What is needed is every line of the data that includes the word "proekti". Please copy each one.

■ **Input**:
● ● ●
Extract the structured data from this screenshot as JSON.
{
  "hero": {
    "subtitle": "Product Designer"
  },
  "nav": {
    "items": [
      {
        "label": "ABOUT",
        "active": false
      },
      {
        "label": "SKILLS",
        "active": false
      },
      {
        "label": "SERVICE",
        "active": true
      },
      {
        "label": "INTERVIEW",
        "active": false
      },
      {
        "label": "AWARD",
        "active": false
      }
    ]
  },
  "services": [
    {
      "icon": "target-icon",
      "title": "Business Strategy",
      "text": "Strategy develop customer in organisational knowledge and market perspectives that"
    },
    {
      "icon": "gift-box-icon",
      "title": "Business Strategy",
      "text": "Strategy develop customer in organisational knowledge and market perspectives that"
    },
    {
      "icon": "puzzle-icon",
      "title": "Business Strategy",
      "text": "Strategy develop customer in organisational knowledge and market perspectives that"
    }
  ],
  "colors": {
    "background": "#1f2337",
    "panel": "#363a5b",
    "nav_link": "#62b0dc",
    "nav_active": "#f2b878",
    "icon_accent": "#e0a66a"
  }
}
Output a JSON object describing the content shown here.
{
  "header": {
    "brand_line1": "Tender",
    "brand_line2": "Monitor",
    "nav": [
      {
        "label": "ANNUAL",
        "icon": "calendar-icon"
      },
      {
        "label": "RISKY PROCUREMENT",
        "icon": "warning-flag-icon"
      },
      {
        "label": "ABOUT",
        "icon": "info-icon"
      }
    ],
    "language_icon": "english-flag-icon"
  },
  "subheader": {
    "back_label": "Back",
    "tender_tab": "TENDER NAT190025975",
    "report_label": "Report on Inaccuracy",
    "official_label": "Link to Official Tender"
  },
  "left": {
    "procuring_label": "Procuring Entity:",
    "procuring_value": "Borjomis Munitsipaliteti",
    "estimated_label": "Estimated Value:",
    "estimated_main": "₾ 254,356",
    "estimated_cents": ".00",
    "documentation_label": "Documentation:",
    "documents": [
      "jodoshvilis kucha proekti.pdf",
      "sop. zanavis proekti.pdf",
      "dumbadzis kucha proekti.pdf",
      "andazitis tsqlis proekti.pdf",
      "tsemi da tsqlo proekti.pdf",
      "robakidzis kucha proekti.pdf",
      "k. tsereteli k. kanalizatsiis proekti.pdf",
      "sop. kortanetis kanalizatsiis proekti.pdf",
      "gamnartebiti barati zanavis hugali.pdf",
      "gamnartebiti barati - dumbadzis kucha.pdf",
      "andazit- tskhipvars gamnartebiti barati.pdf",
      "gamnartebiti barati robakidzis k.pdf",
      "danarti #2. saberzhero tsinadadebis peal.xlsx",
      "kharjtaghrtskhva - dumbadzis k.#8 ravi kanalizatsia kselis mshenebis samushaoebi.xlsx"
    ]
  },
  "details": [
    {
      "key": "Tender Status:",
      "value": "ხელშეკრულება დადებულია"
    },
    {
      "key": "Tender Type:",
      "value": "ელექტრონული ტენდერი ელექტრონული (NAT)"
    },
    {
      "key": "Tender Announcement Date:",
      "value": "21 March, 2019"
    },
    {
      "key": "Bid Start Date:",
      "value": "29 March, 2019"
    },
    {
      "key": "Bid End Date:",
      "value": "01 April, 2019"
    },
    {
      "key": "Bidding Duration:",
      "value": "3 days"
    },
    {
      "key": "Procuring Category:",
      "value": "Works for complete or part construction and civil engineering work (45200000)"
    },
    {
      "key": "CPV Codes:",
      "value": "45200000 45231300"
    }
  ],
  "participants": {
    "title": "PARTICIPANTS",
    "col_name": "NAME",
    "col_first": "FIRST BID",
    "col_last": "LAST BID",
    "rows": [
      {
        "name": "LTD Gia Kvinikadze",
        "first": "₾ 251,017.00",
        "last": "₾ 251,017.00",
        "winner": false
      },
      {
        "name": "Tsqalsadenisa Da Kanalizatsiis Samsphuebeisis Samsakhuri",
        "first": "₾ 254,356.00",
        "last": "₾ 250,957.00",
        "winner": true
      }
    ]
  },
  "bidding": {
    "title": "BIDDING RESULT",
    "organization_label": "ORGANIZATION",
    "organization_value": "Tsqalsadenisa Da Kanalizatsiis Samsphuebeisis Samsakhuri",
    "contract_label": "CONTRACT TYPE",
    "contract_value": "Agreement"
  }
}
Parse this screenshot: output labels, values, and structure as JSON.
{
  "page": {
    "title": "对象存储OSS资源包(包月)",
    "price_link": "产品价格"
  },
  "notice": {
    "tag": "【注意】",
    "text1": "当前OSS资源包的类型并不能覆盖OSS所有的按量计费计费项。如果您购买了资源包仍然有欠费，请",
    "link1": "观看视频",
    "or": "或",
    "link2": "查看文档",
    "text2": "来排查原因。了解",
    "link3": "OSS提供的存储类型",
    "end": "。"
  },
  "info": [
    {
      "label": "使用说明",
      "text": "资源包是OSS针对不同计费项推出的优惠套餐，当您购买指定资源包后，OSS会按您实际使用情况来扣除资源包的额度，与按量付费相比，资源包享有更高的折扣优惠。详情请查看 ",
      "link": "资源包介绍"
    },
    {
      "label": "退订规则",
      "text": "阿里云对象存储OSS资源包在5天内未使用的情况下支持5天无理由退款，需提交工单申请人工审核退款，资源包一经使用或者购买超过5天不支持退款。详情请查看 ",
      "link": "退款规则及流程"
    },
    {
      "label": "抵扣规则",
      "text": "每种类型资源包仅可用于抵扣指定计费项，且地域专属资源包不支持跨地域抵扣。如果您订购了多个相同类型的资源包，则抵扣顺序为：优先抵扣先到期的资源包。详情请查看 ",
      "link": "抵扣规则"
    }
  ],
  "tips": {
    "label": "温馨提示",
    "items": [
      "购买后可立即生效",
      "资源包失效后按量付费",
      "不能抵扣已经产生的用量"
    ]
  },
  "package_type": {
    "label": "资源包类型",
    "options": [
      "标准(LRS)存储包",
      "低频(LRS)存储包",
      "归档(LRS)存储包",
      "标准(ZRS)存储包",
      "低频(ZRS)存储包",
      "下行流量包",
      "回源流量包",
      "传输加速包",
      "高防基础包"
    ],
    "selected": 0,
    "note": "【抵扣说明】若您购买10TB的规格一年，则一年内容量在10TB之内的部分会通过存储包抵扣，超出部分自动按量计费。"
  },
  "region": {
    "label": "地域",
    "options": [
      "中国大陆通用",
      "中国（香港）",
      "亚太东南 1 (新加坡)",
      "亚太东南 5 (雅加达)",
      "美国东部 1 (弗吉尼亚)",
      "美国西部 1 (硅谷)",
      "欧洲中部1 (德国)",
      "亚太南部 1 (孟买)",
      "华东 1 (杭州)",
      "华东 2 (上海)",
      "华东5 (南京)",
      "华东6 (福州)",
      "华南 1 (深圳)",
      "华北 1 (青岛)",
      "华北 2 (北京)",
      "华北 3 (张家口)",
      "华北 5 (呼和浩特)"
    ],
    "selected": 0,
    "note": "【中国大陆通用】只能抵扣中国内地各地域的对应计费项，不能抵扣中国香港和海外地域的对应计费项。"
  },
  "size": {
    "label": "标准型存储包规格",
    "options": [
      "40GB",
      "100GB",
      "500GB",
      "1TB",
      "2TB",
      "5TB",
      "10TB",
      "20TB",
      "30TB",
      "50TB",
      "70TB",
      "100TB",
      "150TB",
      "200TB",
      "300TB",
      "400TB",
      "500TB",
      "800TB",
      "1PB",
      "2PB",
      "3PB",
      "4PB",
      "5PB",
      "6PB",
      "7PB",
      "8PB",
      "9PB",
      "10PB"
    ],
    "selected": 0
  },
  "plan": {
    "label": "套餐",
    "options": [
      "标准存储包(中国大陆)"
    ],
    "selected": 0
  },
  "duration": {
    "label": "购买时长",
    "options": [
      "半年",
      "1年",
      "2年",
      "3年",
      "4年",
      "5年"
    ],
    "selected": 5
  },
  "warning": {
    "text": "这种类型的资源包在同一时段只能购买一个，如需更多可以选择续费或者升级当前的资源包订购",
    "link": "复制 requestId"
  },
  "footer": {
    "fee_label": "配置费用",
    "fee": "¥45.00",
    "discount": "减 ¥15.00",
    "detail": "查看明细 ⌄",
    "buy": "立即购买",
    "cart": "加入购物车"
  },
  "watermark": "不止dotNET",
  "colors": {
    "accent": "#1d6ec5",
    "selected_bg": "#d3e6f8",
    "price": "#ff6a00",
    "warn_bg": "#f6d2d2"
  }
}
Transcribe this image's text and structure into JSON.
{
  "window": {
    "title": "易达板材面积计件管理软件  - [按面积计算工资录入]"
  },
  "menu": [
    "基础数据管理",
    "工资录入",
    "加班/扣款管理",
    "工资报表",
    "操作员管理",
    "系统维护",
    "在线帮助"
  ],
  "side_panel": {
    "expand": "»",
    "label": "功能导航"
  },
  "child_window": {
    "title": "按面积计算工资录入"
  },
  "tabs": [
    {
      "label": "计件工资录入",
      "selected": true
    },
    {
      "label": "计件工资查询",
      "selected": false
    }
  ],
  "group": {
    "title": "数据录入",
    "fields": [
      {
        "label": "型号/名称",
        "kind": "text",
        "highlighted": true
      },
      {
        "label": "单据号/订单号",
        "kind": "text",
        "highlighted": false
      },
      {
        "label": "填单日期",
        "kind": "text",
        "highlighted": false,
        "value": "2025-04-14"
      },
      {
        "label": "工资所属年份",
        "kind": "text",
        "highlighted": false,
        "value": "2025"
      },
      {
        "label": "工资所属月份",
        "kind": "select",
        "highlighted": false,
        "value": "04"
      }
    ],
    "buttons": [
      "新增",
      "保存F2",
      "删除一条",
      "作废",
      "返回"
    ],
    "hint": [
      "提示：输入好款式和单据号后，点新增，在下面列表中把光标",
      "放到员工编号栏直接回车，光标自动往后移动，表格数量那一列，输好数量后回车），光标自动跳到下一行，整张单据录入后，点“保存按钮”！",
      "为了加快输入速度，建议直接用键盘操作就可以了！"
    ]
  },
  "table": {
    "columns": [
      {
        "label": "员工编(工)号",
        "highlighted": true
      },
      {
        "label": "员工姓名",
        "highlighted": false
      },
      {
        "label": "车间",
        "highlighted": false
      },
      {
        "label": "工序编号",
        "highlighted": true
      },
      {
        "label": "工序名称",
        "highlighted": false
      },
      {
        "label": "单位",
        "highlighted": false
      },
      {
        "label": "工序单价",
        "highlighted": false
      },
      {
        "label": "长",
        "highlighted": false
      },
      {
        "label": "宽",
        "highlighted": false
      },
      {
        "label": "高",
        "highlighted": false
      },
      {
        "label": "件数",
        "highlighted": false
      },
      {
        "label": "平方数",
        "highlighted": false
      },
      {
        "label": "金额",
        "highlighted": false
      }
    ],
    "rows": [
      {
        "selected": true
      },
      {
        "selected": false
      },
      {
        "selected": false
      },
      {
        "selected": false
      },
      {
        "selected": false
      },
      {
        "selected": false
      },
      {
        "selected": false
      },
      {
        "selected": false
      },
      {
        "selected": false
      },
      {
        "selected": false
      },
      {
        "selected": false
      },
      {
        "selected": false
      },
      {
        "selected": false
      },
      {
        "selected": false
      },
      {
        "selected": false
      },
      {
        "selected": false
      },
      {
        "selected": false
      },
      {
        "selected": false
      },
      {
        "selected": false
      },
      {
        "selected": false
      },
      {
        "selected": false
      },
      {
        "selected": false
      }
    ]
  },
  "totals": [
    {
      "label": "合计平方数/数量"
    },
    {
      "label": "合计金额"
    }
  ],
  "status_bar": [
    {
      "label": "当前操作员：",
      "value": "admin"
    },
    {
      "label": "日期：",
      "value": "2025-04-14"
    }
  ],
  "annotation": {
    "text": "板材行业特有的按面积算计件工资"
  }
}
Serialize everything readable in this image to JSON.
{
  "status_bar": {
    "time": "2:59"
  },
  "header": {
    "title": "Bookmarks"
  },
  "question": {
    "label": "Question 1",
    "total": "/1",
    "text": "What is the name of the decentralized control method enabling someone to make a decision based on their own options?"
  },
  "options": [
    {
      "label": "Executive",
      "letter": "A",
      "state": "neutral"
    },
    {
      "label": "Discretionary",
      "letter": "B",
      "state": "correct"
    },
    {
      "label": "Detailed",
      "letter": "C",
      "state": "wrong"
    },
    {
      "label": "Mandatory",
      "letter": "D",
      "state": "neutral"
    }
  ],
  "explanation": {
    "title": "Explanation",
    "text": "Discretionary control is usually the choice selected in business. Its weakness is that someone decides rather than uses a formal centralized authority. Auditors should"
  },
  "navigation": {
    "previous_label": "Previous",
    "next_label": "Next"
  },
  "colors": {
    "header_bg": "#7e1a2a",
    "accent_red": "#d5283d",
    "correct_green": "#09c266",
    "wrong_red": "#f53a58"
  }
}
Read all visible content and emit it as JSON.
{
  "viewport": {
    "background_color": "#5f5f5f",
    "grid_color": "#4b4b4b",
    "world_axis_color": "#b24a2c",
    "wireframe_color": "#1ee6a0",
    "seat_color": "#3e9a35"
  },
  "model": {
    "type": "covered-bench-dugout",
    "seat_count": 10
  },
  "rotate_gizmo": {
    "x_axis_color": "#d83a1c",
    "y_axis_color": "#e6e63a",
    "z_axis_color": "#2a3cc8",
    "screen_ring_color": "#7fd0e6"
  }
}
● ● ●
■ **The completed task**:
      "jodoshvilis kucha proekti.pdf",
      "sop. zanavis proekti.pdf",
      "dumbadzis kucha proekti.pdf",
      "andazitis tsqlis proekti.pdf",
      "tsemi da tsqlo proekti.pdf",
      "robakidzis kucha proekti.pdf",
      "k. tsereteli k. kanalizatsiis proekti.pdf",
      "sop. kortanetis kanalizatsiis proekti.pdf",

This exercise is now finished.